1C0 If. Senmer St.
All kin da of furniture,
If you have anything to
sell, bring it ia
Auction, Toes. 1 :30 p. m.
Piano, range, efec wash
er 5 rooms furniture
1565 S. Church
F. N. Woodry
auctioneer phono 5111 -
Call 8910, Used -fwrmltare
: 181 North High
HEAVY III WW
a- m mm wan
. ' Big parade," headed by the
champion Salem drum corps, fee
turlng the 1112 automoBiles, will
herald the Spring Opening of
Salem merchants, which will be
held the night of March 14. The
Ad dab committee, headed by
Carl Ramseyer. Is perfecting
plans tor the annual style event
wheh-ts always eagerly awaited
by people of the city and sur
Numerous changes In the plans
for the event have been made
this year, to give Jt more variety.
There will not be the customary
"treasure hunt." Instead a Tar
iety of entertainment will be
supplied and this win be routed
about town no that aU parts of
the downtown district will be
Tisited, whleh will help distribute
The evening will conclude with
a spring dance.
TO PHESEUT PlIK
"Depression's Dtssipator" is a
rery apt name for the play the
young people of St. Joseph's par
ish are preparing for the evening
of St. Patrick's day, Friday,
March IT. It has a clever plot
and the lines are exceptionally
well Interpreted by the players.
The plot innires the Uves of
an old bachelor and a spinster

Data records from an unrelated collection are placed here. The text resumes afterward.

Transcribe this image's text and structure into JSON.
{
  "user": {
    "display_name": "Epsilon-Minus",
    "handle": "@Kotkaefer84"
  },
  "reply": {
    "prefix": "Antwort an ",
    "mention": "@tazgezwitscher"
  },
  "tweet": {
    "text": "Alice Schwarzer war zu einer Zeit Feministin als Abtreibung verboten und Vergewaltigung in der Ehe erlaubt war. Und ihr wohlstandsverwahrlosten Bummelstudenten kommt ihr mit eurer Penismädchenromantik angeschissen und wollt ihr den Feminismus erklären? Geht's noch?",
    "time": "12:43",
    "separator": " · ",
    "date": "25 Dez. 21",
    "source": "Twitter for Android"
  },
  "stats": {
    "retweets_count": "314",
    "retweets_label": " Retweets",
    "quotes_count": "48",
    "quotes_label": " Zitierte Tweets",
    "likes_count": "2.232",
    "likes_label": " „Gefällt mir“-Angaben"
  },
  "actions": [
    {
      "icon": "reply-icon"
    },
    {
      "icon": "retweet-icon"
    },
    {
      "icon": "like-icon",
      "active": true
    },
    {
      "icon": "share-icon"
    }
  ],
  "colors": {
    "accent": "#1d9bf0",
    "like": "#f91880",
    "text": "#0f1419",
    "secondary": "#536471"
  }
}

who have lived next door te each
other- for 20 years. They were
lovers In their youth, but the
years have made them anything
Put On Your
TO INTRODUCE OUR SUPERIOR REPAIR WORK
ANYONE THAT MENTIONS THIS AD MAY HAVE
'A PAIR RUBBER HEELS PUT ON THEIR SHOES
'ABSOLUTELY FREE D7 THEY WILL HAVE A PAIR
HALF SOLES PUT ON AT OUR SPECIAL LOW
Men's Soles Boy's Soles
We uss only the finest leathers and
finer .work produced in any shop.
.... . : 1
bat loTar-Ukow They Interfere ser
iously with the Iots affair of the
old man's nephew' and the eld
maid's niece, resulting In situa
tions comical in the extreme. '
A r.lendld vaudeville will be
presented. The following players
take jartt Howarl Amend; Bar
bars Schotthoef er, - Ray - Panger,
Pauline Primus. Paul Keber. Ken
neth Molsan, Betty G sarin. Mar
ian MeCoilough, Eleanor Braxeau,
Clearance Krechter and Urban
Tramm. .,. . .
Dies at Stayton
Chester C Bldgood, 24, well
known in Salem, died at Stayton
Friday evening at t o'clock, at
the residence of his aunt and un
cle. Mr. and Mrs. B. S. Clark.
He is survived by his mother.
Mrs. Mattie Wood worth; a sister
and brother In Boston, Mass.
He was a member of both the
Elks and Masonic lodges In Salem.
we'll take your check for what you
want to buy!
I The Store for Ladies
& 464 - 466 STATE
according to size.
County School ; Superintendent
Mary L. Pulxerson calls attention
to annual national mnsie week,
set for May T to 12. Inclusive, In
letters sent out to tbe schools of
the county yesterday. Each school
m nrged to observe the week in
the way best suited to the locality.
In some districts schools will
anlte in a program, and some will
hold music festivals. The superin
tendent suggests that school be
gin this early to plan programs,
as such activity will help give Ore
gon a high muslo standing. . Last
year Oregon doubled Its activities.
The state chairman for national
music week Is Mrs. Walter Den
ton, 1005 Court street. Salem, to
whom reports on programs should
there can bo no
4gtow7Maternlty home su
X' A i t JO- -